The Long Road From Jarrow

Stuart Maconie

They say that most sci-fi isn’t really about the future at all, but about now, dressed up in different clothes.

In the same way, most books about modern social history end up not being about history at all, but about the time when they were written. In many ways, this is one of those books, in spite of Maconie’s initial protestations that he won’t be talking about Brexit and the current political climate. But that’s not a complaint; Maconie is a writer who often wears his heart on his sleeve. For many my age in the North East, the Jarrow marches occupy a shadowy space in our culture: an even toften recollected, but in may ways only dimly remembered. There are manystories attached to it, and some are even true. Growing up in the late 70s and early 80s in the emerging lanscape of Thatcherite post-industrial Britin, there are loud echoes

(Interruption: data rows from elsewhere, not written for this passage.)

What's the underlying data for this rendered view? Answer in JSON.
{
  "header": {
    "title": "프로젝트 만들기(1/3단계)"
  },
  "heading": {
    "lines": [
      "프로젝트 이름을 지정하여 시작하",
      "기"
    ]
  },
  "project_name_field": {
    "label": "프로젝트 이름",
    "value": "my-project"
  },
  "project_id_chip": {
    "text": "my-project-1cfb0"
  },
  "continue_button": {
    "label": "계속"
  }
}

In purely factual terms, this is a book about how, to commemorate the 80th anniversary of the Jarrow March, Maconie retraced the route of the original marchers, sticking to their schedule. There are differences, explained therein for the sake of expediency, but the spirit of the project is clear. Along the way he talks about the people the marchers met, how the were welcomed, and how events apnned out. At the same time he talks to current residents of the same places, to get a sense of the country now. It’s not always positive, but sometimes it is.

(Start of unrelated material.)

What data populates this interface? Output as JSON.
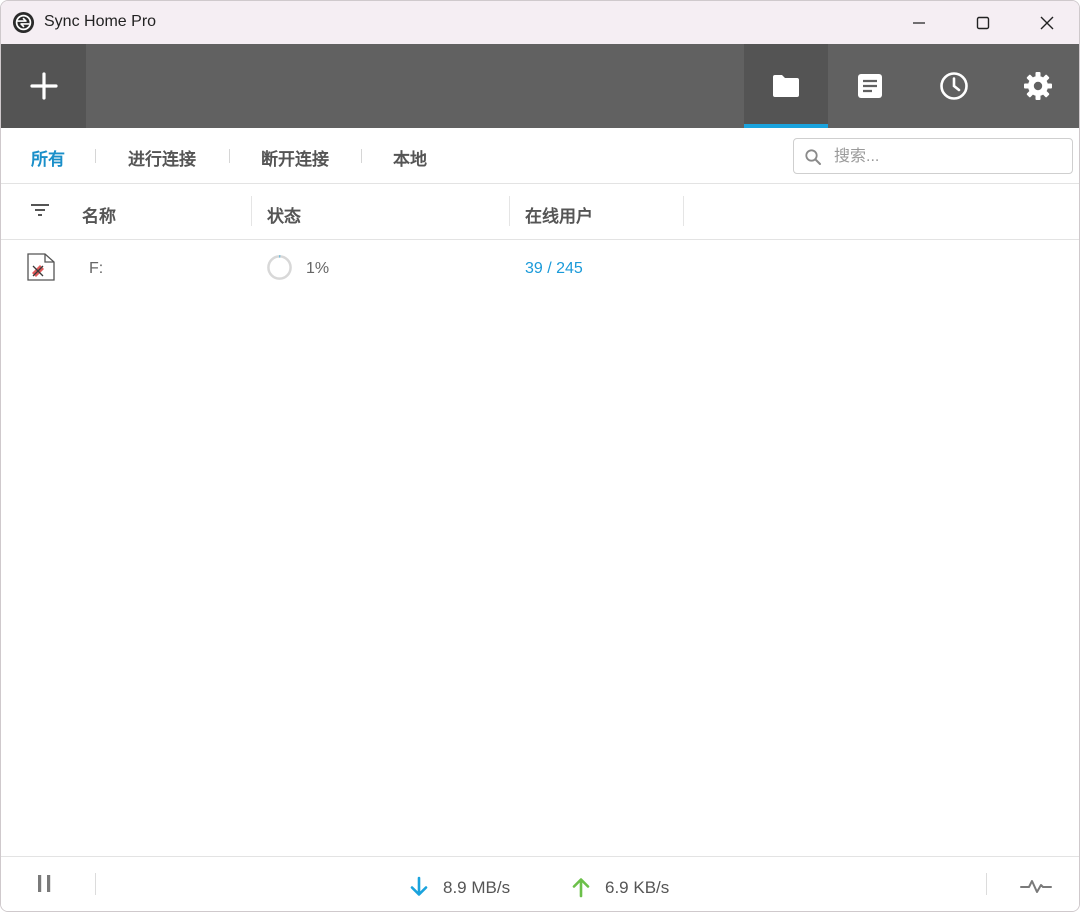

Like many of his other books (and I can heartily recommend Pies and Prejudice and Adventures on the High Teas), this is really a book about the country we live in now. Jarrow is just a way to frame it, though the framing itself is woven beautifully in. I won’t quote specifics, as I don’t want to give spoilers, but it does point up what a foirlorn and fractured state we are in right now. There is fortitude and decency, but they seem be having to fight ever harder over other voices and an constant sense of fear and paranoia.

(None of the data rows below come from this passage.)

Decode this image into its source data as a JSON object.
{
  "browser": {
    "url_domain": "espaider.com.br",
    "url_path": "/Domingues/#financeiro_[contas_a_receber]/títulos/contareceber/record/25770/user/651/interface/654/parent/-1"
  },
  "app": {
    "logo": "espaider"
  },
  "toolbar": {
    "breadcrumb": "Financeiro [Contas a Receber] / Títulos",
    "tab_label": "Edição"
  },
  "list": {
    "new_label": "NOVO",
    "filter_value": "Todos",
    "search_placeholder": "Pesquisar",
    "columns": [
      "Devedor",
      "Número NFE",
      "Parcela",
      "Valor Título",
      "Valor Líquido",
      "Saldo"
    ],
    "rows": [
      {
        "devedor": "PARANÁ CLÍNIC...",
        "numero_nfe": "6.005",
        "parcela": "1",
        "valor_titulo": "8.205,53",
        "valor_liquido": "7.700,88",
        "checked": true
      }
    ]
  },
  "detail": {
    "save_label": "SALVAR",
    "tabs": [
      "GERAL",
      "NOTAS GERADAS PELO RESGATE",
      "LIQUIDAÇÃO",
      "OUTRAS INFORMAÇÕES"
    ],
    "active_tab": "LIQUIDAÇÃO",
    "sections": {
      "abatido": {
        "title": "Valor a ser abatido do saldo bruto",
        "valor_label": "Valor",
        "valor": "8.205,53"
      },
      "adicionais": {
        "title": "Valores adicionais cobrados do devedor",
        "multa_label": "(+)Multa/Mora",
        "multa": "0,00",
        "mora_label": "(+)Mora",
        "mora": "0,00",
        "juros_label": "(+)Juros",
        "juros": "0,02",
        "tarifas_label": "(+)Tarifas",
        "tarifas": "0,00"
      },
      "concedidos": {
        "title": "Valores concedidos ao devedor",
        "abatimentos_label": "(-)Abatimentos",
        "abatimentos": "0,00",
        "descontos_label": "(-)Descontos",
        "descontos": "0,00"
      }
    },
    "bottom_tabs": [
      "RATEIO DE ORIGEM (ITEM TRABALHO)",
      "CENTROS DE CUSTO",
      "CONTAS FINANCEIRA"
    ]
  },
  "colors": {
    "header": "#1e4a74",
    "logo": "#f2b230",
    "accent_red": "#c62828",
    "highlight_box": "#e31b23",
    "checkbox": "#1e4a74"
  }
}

It is a wonderful piece of work, but it’s not one I come away from feeling any kind of warm glow of recognition of a kinder, softer Britain. If anything it makes me sadder that that Britain is being snowed down under an avalanche of atavism and hate. But I’m glad that writers like Maconie are trying to capture at least something.